Zillow Group announced it is making strides in selling about half of the about 18,000 homes that were part of its now-shuttered Zillow Offers program, once one of the nation’s largest instant cash buyers. But some lawmakers are raising concerns that some of these properties are going to institutional investors at a time when the housing market is starved for more inventory.
“We are focused on making the homes we are listing for sale available to movers as quickly as possible,” a Zillow spokesperson told REALTOR® Magazine. “As we wind down our iBuying operations, we continue to sell homes the way we always have, which includes marketing them on the open market to sell them to all types of buyers such as individuals and families, institutional or individual investors, and nonprofits.”
Zillow abruptly announced last month that it was ending Zillow Offers. That put thousands of properties it already owned or had agreed to buy in limbo. At the end of the third quarter, Zillow had 9,790 homes in its inventory and 8,172 homes under contract.
Zillow said last week it had made “significant progress” in winding down its Zillow Offers inventory and had either sold, were under contract to sell, or had reached an agreement on terms for more than half of the homes it owns.
But a recent bulk sale to an institutional investor has sparked concern in the industry over how many more of these homes could go to institutional investors. In November, The Wall Street Journal reported that Zillow sold 2,000 of its homes to Pretium Partners, a New York City investment firm. Pretium owns about 70,000 single-family home rentals across 20 markets.

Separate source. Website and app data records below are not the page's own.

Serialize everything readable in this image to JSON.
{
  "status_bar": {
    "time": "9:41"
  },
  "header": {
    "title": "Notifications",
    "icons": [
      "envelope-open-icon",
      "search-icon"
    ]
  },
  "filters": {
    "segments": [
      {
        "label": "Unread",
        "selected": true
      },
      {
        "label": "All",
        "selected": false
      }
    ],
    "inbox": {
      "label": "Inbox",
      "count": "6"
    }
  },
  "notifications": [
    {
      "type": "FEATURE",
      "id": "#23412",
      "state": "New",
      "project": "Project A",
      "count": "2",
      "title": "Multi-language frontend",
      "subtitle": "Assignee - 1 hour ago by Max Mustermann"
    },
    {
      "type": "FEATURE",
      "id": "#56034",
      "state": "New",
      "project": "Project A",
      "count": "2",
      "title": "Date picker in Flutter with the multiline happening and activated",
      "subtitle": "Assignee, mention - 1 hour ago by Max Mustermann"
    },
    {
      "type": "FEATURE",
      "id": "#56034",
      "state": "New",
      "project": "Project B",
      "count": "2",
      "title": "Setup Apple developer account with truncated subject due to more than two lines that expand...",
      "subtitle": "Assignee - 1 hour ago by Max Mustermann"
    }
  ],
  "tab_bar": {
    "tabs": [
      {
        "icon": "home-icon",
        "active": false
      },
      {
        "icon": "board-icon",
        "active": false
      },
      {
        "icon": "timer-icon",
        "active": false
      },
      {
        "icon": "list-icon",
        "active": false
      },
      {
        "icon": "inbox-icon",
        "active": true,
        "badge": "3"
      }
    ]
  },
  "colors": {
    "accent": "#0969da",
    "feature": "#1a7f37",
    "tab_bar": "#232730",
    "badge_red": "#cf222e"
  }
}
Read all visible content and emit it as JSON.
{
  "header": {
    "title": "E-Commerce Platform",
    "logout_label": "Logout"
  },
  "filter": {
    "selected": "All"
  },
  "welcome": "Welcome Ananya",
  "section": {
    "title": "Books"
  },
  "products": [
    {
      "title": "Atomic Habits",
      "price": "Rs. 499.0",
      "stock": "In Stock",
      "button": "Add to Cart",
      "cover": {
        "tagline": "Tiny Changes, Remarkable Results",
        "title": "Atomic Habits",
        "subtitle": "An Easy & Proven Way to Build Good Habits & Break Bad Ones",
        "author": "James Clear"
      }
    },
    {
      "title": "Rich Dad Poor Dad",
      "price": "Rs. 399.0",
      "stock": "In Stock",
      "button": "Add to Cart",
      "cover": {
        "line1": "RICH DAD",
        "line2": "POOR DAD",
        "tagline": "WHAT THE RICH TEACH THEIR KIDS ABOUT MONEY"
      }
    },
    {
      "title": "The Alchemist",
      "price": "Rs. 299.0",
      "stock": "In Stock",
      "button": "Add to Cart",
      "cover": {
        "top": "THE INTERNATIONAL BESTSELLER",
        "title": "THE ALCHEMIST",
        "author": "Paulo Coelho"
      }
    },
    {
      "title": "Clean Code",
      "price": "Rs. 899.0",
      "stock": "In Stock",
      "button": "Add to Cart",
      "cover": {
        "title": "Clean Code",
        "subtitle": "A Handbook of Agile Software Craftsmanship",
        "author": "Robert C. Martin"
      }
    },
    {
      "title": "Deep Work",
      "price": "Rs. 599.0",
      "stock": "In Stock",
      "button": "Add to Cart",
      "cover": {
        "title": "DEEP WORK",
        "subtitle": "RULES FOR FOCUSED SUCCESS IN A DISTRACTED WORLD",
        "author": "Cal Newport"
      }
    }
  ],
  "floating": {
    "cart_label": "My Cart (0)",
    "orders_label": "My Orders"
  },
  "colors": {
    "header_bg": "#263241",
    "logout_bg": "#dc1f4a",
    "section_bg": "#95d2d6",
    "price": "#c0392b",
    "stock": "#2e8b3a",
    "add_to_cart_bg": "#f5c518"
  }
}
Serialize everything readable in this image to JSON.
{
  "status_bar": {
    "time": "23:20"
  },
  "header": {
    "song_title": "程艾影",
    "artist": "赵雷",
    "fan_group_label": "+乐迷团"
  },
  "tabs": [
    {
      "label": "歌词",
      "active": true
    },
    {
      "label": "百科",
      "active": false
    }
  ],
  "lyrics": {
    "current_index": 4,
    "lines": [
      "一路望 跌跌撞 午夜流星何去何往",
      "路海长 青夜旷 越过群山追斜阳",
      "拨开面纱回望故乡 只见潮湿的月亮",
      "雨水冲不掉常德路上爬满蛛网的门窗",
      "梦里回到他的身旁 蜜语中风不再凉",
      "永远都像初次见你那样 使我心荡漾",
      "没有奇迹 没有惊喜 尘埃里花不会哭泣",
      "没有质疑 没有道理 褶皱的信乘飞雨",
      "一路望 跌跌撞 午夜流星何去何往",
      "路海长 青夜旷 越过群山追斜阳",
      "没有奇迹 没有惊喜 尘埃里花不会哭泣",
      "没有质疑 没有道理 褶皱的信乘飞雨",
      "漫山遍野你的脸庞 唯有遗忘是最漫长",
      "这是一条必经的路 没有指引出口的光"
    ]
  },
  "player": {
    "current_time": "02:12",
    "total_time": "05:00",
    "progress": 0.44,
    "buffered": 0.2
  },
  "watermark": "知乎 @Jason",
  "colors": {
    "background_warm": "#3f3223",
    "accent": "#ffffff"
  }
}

U.S. Senators Sherrod Brown, Tina Smith, and Jack Reed sent a letter to Zillow’s CEO Rich Burton on Nov. 8 to raise “serious concerns” over the deal as well as the growing news reports that Zillow had plans to sell 7,000 of its properties for about $2.8 billion to institutional investors—a claim that Zillow says is untrue. The lawmakers wrote that they were concerned Zillow Offers’ housing stock would be sold to institutional investors and turned into rentals at a time when many housing markets are starved for greater housing inventory.
Zillow officials said they are considering many options.
“We are pleased with the significant Zillow Offers inventory wind-down progress we've made in such a short time,” Zillow Group CFO Allen Parker said in a recent statement. “We will continue to be disciplined in our inventory wind-down strategy and evaluate a variety of options to best optimize net cash flows to the company.”
In November, Zillow announced it was shutting down Zillow Offers and eliminating a quarter of its workforce. At the time, CEO Rich Barton pointed to “unpredictability in forecasting home prices far exceeds what we anticipated” and said Zillow Offers was causing “too much earnings and balance-sheet volatility” for the company. Barton said in a statement last week that ending Zillow Offers will allow the company to have “a more capital efficient balance sheets and business moving forward.” Zillow also announced a repurchase program, buying up to $750 million of its stock.
Zillow launched Zillow Offers in December 2019 and grew it quickly, giving homeowners an option to sell their homes instantly to Zillow for cash.